Purpose: To assess the response of soft tissues around two different abutment designs in healed sites in the esthetic zone. Materials and Methods: Twenty-six subjects received two endosseous implants in healed, bilateral implant sites in the esthetic zone in the maxilla or the mandible. After 17 to 19 weeks and left/right randomization, the implants were restored with either a conventional (control) or curved (experimental) titanium abutment and a provisional crown. Eight weeks after abutment placement, definitive crowns were cemented (T0). Soft tissue development was assessed based on peri-implant bone loss, Pink Esthetic Score (PES), and probing depths immediately after placement of the definitive crown and after 1 year (T12) and compared between sites. Possible confounding variables (abutment angle, plaque presence, gingival bleeding, width of attached mucosa) were also documented at T0 and T12. Results: The mean peri-implant marginal bone loss from T0 to T12 was 0.00 ± 0.37 mm in the experimental group and 0.12 ± 0.27 mm in the control group. Differences were not statistically significant (P = .25). At T12, the curved abutment scored a mean PES of 10 ± 2.3 and the straight abutment scored 9.7 ± 2.3. The difference was not significant (P = .46)). Probing depths were also not significantly different between the two groups (P = .85). Correlation and regression analysis showed no hints of predictive behavior for the possible confounding variables.

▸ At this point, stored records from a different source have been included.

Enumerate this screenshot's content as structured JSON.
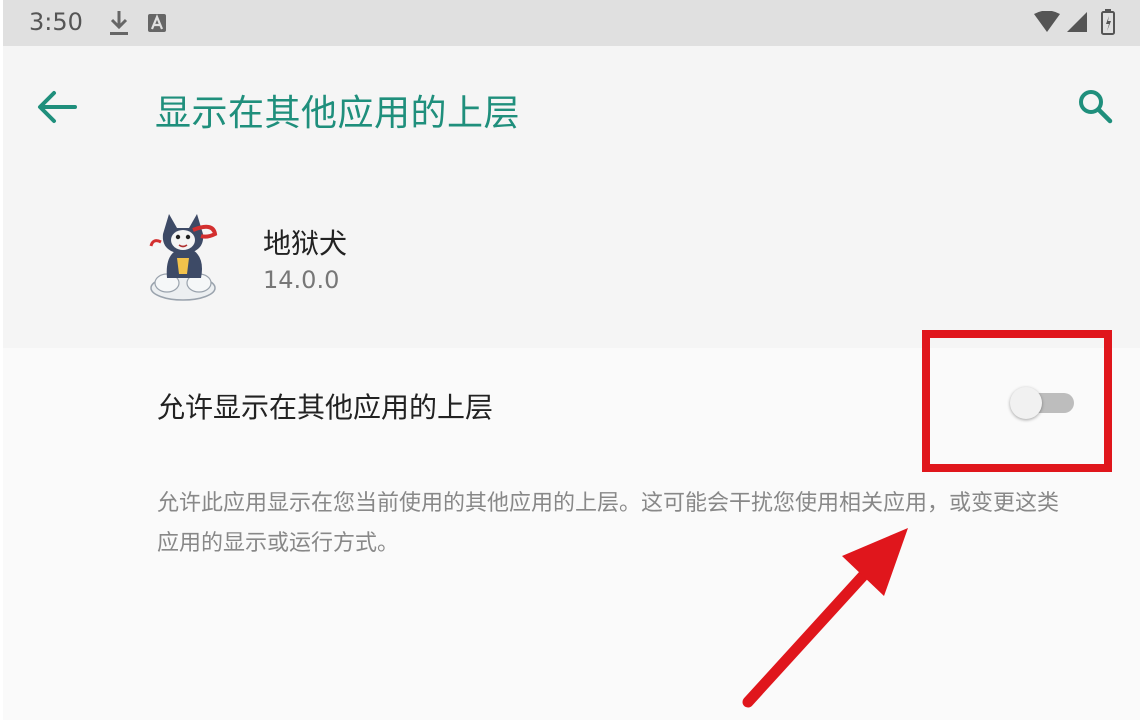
{
  "status_bar": {
    "time": "3:50",
    "icons": [
      "download-icon",
      "a-notification-icon",
      "wifi-icon",
      "signal-icon",
      "battery-icon"
    ]
  },
  "app_bar": {
    "title": "显示在其他应用的上层",
    "icons": [
      "back-arrow-icon",
      "search-icon"
    ]
  },
  "app_header": {
    "name": "地狱犬",
    "version": "14.0.0"
  },
  "permission": {
    "label": "允许显示在其他应用的上层",
    "enabled": false,
    "description": "允许此应用显示在您当前使用的其他应用的上层。这可能会干扰您使用相关应用，或变更这类应用的显示或运行方式。"
  },
  "colors": {
    "accent": "#1f8f7c",
    "annotation": "#e0161c",
    "toggle_off_track": "#bdbdbd"
  }
}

Conclusion: A titanium abutment with a circumferential curved design is of no additional benefit to soft tissue development and preservation of marginal bone compared to a conventional straight abutment design for the restoration of single-tooth implants in the esthetic zone.